┌─ Extracted entries

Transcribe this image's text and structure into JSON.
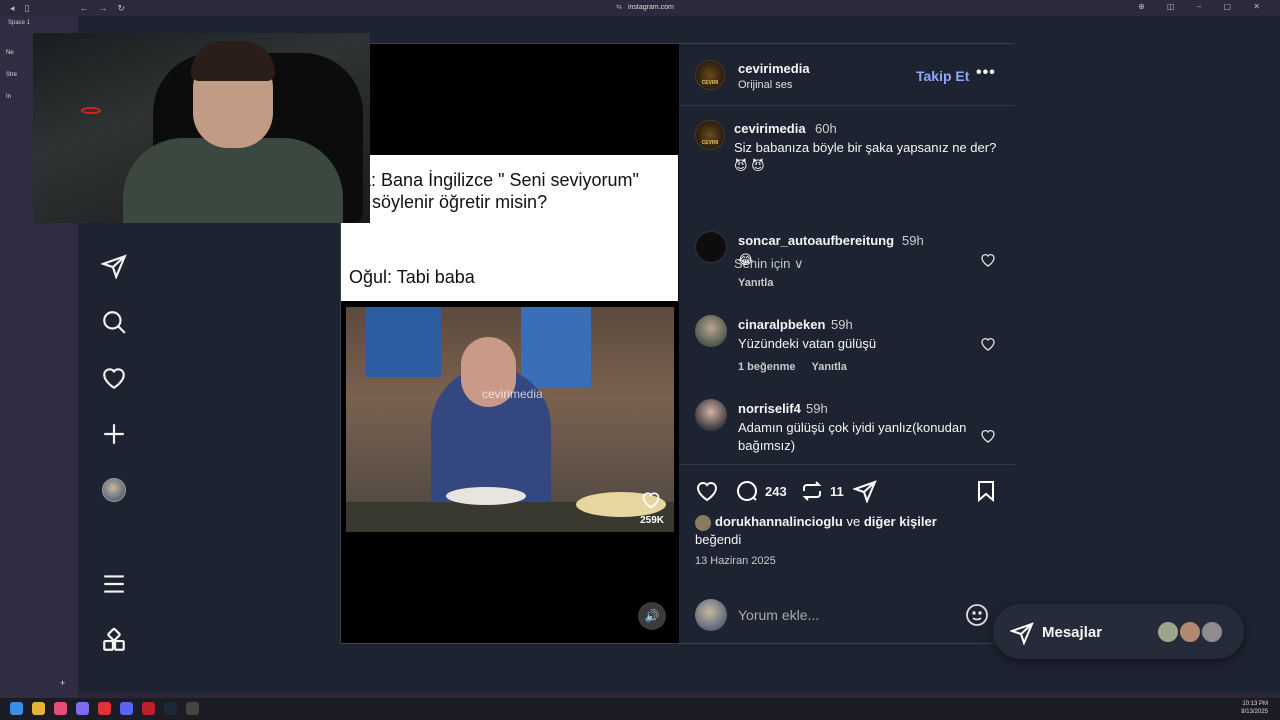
{
  "browser": {
    "url": "instagram.com",
    "space_label": "Space 1",
    "tab_items": [
      "Ne",
      "Stre",
      "In"
    ],
    "new_tab_glyph": "+",
    "window_buttons": "⊕ ◫ – ▢ ✕"
  },
  "nav": {
    "icons": [
      "send-icon",
      "search-icon",
      "heart-icon",
      "plus-icon",
      "avatar",
      "menu-icon",
      "apps-icon"
    ]
  },
  "media": {
    "caption_line1": "Baba: Bana İngilizce \" Seni seviyorum\" nasıl söylenir öğretir misin?",
    "caption_line2": "Oğul: Tabi baba",
    "watermark": "cevirimedia",
    "video_likes": "259K",
    "sound_icon": "🔊"
  },
  "header": {
    "username": "cevirimedia",
    "subtitle": "Orijinal ses",
    "follow_label": "Takip Et",
    "more_label": "•••",
    "avatar_text": "CEVIRI"
  },
  "caption": {
    "username": "cevirimedia",
    "time": "60h",
    "text": "Siz babanıza böyle bir şaka yapsanız ne der? 😈 😈",
    "for_you": "Senin için ∨"
  },
  "comments": [
    {
      "username": "soncar_autoaufbereitung",
      "time": "59h",
      "text": "😂",
      "likes": "",
      "reply": "Yanıtla"
    },
    {
      "username": "cinaralpbeken",
      "time": "59h",
      "text": "Yüzündeki vatan gülüşü",
      "likes": "1 beğenme",
      "reply": "Yanıtla"
    },
    {
      "username": "norriselif4",
      "time": "59h",
      "text": "Adamın gülüşü çok iyidi yanlız(konudan bağımsız)",
      "likes": "",
      "reply": ""
    }
  ],
  "actions": {
    "comment_count": "243",
    "repost_count": "11",
    "liked_by_user": "dorukhannalincioglu",
    "liked_and": "ve",
    "liked_others": "diğer kişiler",
    "liked_suffix": "beğendi",
    "date": "13 Haziran 2025",
    "add_comment_placeholder": "Yorum ekle..."
  },
  "messages": {
    "label": "Mesajlar"
  },
  "taskbar": {
    "time": "10:13 PM",
    "date": "8/13/2025"
  },
  "colors": {
    "accent_follow": "#8ea8ff",
    "panel_bg": "#1e2331",
    "page_bg": "#2a2638"
  }
}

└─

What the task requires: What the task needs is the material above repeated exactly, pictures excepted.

Solution for this problem:
Transcribe this image's text and structure into JSON.
{
  "browser": {
    "url": "instagram.com",
    "space_label": "Space 1",
    "tab_items": [
      "Ne",
      "Stre",
      "In"
    ],
    "new_tab_glyph": "+",
    "window_buttons": "⊕ ◫ – ▢ ✕"
  },
  "nav": {
    "icons": [
      "send-icon",
      "search-icon",
      "heart-icon",
      "plus-icon",
      "avatar",
      "menu-icon",
      "apps-icon"
    ]
  },
  "media": {
    "caption_line1": "Baba: Bana İngilizce \" Seni seviyorum\" nasıl söylenir öğretir misin?",
    "caption_line2": "Oğul: Tabi baba",
    "watermark": "cevirimedia",
    "video_likes": "259K",
    "sound_icon": "🔊"
  },
  "header": {
    "username": "cevirimedia",
    "subtitle": "Orijinal ses",
    "follow_label": "Takip Et",
    "more_label": "•••",
    "avatar_text": "CEVIRI"
  },
  "caption": {
    "username": "cevirimedia",
    "time": "60h",
    "text": "Siz babanıza böyle bir şaka yapsanız ne der? 😈 😈",
    "for_you": "Senin için ∨"
  },
  "comments": [
    {
      "username": "soncar_autoaufbereitung",
      "time": "59h",
      "text": "😂",
      "likes": "",
      "reply": "Yanıtla"
    },
    {
      "username": "cinaralpbeken",
      "time": "59h",
      "text": "Yüzündeki vatan gülüşü",
      "likes": "1 beğenme",
      "reply": "Yanıtla"
    },
    {
      "username": "norriselif4",
      "time": "59h",
      "text": "Adamın gülüşü çok iyidi yanlız(konudan bağımsız)",
      "likes": "",
      "reply": ""
    }
  ],
  "actions": {
    "comment_count": "243",
    "repost_count": "11",
    "liked_by_user": "dorukhannalincioglu",
    "liked_and": "ve",
    "liked_others": "diğer kişiler",
    "liked_suffix": "beğendi",
    "date": "13 Haziran 2025",
    "add_comment_placeholder": "Yorum ekle..."
  },
  "messages": {
    "label": "Mesajlar"
  },
  "taskbar": {
    "time": "10:13 PM",
    "date": "8/13/2025"
  },
  "colors": {
    "accent_follow": "#8ea8ff",
    "panel_bg": "#1e2331",
    "page_bg": "#2a2638"
  }
}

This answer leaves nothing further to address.